Less than a week after Israel’s parliament passed a law barring entry to supporters of the boycott, divestment and sanctions (BDS) movement, Israel has sought to make an example of a prominent UK activist.
But he was denied entry when he flew into Israel’s main airport near Tel Aviv on Sunday.
A few days earlier, Israeli police detained anti-occupation activist Jeff Halper, on suspicion of “incitement.” Police said they had been informed that Halper, co-founder of the Israeli Committee Against House Demolitions, was distributing “materials related to BDS.” They released him after concluding he had committed no violations.
A 2011 Israeli law allows advocates of boycott to be sued for damages.
Israel’s crackdown on critics is escalating just as a landmark UN report has found that Israel is guilty of the international crime of apartheid. The report calls on governments around the world to support BDS.
Israel is also showing its anger against the government of South Africa. It is reportedly planning to summon Pretoria’s ambassador for a dressing down over comments made by South African officials likening Israel’s treatment of Palestinians to apartheid.
“Hostile to Israel”
After being held for over seven hours, the Palestine Solidarity Campaign’s Lanning was told he would be denied entry because his activities were “hostile to Israel.”
No further explanation was provided to Lanning at the time he was expelled, but before he returned to London the following morning, Israel’s immigration authority and the ministry of strategic affairs had released a statement saying Lanning was deported because of his efforts to advance the boycott of Israel.

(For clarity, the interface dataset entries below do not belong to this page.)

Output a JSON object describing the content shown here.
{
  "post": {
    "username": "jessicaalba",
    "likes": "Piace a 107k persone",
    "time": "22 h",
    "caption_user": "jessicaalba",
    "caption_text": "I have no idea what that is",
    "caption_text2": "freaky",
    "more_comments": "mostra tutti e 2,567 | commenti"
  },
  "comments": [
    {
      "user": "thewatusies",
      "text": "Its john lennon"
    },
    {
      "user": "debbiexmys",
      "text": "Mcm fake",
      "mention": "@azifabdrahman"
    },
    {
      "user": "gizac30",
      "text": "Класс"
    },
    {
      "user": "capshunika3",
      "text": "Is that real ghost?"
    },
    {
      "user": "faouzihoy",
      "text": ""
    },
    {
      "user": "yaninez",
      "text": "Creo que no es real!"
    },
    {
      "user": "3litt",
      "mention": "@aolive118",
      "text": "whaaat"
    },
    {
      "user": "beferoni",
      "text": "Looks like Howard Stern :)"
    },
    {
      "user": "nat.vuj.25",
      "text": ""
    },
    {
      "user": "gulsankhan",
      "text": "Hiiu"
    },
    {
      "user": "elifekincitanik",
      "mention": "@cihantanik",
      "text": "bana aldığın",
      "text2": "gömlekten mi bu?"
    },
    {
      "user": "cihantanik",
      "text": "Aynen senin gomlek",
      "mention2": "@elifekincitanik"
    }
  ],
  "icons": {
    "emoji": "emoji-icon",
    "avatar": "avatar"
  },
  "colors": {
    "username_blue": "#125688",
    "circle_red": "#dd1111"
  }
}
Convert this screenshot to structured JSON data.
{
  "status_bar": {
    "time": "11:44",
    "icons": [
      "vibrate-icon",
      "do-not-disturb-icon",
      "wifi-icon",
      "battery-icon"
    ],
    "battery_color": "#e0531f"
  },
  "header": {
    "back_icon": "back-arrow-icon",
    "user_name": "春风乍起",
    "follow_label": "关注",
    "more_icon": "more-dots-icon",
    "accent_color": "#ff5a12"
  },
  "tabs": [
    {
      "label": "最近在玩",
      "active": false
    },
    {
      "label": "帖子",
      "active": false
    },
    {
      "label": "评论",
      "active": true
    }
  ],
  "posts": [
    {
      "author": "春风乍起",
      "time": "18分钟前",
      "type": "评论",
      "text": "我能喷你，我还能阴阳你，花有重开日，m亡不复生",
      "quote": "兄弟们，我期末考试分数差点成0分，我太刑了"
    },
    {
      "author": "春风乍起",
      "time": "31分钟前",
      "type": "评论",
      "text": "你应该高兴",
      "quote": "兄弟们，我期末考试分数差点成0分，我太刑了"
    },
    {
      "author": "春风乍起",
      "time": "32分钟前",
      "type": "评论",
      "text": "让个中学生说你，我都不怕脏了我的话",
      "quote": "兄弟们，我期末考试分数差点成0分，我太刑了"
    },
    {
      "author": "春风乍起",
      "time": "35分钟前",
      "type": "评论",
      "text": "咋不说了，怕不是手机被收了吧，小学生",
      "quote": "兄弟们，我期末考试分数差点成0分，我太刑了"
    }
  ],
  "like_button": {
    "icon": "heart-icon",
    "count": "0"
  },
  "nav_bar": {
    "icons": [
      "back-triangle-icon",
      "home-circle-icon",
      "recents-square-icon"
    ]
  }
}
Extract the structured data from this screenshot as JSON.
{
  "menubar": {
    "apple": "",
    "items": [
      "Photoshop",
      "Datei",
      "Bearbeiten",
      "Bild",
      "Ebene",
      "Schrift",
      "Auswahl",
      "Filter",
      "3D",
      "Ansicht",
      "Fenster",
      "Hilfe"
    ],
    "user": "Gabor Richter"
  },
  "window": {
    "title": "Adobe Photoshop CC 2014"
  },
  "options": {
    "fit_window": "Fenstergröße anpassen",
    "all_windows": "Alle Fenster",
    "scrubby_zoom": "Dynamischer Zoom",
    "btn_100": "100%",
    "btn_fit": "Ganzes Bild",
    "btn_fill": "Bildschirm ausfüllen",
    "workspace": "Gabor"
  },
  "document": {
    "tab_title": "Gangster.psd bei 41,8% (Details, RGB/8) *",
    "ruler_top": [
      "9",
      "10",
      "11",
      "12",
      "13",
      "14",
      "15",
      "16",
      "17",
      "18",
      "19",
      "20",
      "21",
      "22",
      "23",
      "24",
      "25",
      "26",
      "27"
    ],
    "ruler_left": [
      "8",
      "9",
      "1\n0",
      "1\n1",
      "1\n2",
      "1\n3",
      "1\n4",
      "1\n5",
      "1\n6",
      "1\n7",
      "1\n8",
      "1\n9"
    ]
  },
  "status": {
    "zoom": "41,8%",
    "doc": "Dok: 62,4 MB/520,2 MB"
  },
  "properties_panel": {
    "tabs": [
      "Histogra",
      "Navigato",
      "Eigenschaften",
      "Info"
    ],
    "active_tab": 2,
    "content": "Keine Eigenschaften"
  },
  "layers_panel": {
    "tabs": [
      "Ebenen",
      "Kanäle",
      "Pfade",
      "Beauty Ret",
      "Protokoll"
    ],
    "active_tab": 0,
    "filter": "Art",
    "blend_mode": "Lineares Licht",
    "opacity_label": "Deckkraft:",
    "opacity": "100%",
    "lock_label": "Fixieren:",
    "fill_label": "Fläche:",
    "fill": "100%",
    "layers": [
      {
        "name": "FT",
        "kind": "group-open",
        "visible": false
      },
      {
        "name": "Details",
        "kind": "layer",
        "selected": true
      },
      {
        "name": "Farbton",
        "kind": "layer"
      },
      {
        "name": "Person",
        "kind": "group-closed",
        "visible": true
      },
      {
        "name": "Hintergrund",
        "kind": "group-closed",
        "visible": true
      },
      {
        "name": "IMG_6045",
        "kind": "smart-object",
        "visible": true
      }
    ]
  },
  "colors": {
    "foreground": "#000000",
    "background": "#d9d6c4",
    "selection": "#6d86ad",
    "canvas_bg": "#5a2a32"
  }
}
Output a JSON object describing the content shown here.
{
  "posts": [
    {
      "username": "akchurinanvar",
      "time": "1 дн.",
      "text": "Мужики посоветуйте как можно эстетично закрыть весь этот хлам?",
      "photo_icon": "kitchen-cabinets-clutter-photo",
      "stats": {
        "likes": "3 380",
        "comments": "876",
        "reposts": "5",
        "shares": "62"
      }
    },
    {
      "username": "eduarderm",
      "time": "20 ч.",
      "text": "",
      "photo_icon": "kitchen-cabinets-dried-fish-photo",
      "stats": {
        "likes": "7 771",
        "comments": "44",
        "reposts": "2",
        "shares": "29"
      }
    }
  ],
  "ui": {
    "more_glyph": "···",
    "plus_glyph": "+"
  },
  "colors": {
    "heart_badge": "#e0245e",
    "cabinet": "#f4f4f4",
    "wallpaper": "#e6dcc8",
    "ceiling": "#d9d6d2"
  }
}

Strategic affairs minister Gilad Erdan, who leads the country’s effort to thwart the Palestine solidarity movement, said he was working with the interior ministry to deny entry to those “acting against Israel.”
“Reality is changing,” Erdan said. “No sane country would permit entry to the main activists calling for its boycott and who work to leave it isolated.”
“They do see us as a threat and I don’t think they know what to do,” Lanning told The Electronic Intifada.
Last month, the Israeli government refused to grant Human Rights Watch’s new Palestine director, Omar Shakir, a work permit, claiming that the decades-old organization was producing “Palestinian propaganda.”
The Israeli ministries called the Palestine Solidarity Campaign a leader in the efforts to “delegitimize Israel” in Europe, adding that its website was “rife with calls to boycott Israel,” the newspaper Haaretz reported.
Lanning said he has travelled to Palestine about a dozen times since he became chair of the Palestine Solidarity Campaign in 2009 but has never experienced any problems.
On Sunday afternoon, however, he was pulled aside as he attempted to go through passport control.
“I’ve never gone through a second round of questioning after passport control, so I assumed a flag came up,” he said.
Lanning said he was questioned by three different officers, each several times. He says the interrogators were repetitive but polite.
An official told Lanning that he had never received so many phone calls from various government officials regarding a single person attempting to enter the country.
“They were seeking guidance,” Lanning observed. “It wasn’t a decision being made by airport people.”
Questioned about politics
Lanning said he was questioned about his political activities and contacts and if he was a BDS activist.
The Israelis were clearly searching the internet for information about him.
At one point, an airport interrogator presented an image from 2012 of Lanning with a delegation entering Gaza from Egypt. The photo showed Lanning speaking at a podium at a reception ceremony that allegedly included representatives of the Hamas government.
The interrogators also asked Lanning to confirm whether an entry on Wikipedia crediting him with “a major role” in building trade union support for Palestine was about him.
The Palestine Solidarity Campaign has been a frequent target for Israel advocates since the Reut Institute, an influential Israeli think tank, identified it as a leading “delegitimizer” of Israel.
In 2015, it was revealed that Israeli military intelligence was collecting information on left-wing organizations that promote the boycott of Israel in other countries.
During his interrogation, Lanning said he remained upbeat, even making sarcastic jokes.
But he told The Electronic Intifada he is deeply sad to be turned away, possibly never to be allowed entry again to a place he has formed friendships and alliances. Lanning was told that if he wants to enter the country in future he would have to apply for permission.
“Israel keeps on saying that they’re a democracy and then proving they’re not,” Lanning said.
“It feels like I have been cut off,” Lanning added. “This is what happens to Palestinians every day. You can’t be a democracy while you keep millions of people under siege and military occupation.”